START Available data

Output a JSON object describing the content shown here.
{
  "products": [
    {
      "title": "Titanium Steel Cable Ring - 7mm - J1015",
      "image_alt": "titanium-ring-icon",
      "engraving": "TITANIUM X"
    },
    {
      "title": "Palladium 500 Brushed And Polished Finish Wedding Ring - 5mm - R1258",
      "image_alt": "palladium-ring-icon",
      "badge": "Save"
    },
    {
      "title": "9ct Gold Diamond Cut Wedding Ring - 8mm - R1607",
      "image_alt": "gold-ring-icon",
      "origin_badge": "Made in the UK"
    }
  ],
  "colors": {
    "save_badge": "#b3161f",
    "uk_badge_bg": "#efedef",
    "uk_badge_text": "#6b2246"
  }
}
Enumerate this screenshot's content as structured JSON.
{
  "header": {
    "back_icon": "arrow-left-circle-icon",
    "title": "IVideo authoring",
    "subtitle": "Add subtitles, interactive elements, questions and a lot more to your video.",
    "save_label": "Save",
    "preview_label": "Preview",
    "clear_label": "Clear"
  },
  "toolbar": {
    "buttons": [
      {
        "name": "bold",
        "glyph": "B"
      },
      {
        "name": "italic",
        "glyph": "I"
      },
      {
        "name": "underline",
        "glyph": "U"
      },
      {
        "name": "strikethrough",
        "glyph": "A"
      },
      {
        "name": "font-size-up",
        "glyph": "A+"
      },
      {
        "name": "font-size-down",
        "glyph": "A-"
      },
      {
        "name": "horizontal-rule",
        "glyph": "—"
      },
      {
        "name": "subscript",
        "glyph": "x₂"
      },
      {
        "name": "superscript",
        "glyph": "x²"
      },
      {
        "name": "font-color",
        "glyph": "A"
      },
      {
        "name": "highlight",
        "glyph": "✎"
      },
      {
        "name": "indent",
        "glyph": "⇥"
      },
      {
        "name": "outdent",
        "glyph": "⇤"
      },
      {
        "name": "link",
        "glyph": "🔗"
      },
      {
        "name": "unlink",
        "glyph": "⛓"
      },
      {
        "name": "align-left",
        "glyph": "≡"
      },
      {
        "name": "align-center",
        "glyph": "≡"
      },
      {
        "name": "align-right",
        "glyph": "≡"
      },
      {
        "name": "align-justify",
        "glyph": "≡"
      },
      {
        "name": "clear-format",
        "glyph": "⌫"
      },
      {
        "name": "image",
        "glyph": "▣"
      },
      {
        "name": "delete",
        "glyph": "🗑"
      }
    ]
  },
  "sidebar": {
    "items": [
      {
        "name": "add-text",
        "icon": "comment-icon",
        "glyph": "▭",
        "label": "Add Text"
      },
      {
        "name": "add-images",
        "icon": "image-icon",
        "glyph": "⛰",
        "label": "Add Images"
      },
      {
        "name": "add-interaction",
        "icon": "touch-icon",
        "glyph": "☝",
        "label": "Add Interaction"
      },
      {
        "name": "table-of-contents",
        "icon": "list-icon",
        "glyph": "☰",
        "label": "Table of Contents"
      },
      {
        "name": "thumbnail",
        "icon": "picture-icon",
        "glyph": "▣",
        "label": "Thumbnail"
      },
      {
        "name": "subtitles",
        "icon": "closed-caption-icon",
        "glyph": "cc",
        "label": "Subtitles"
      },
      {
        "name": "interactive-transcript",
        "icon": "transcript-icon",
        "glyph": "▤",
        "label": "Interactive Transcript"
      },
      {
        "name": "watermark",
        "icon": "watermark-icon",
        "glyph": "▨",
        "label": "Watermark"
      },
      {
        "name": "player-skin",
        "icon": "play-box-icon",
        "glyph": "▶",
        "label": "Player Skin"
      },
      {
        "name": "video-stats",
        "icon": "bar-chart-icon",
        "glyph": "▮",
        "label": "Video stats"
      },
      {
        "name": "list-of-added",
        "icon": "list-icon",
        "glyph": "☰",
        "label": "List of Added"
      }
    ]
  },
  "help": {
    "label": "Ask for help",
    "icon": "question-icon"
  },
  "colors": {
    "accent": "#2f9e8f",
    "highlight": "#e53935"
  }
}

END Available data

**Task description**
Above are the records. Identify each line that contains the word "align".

**Output for this exercise**
        "name": "align-left",
        "name": "align-center",
        "name": "align-right",
        "name": "align-justify",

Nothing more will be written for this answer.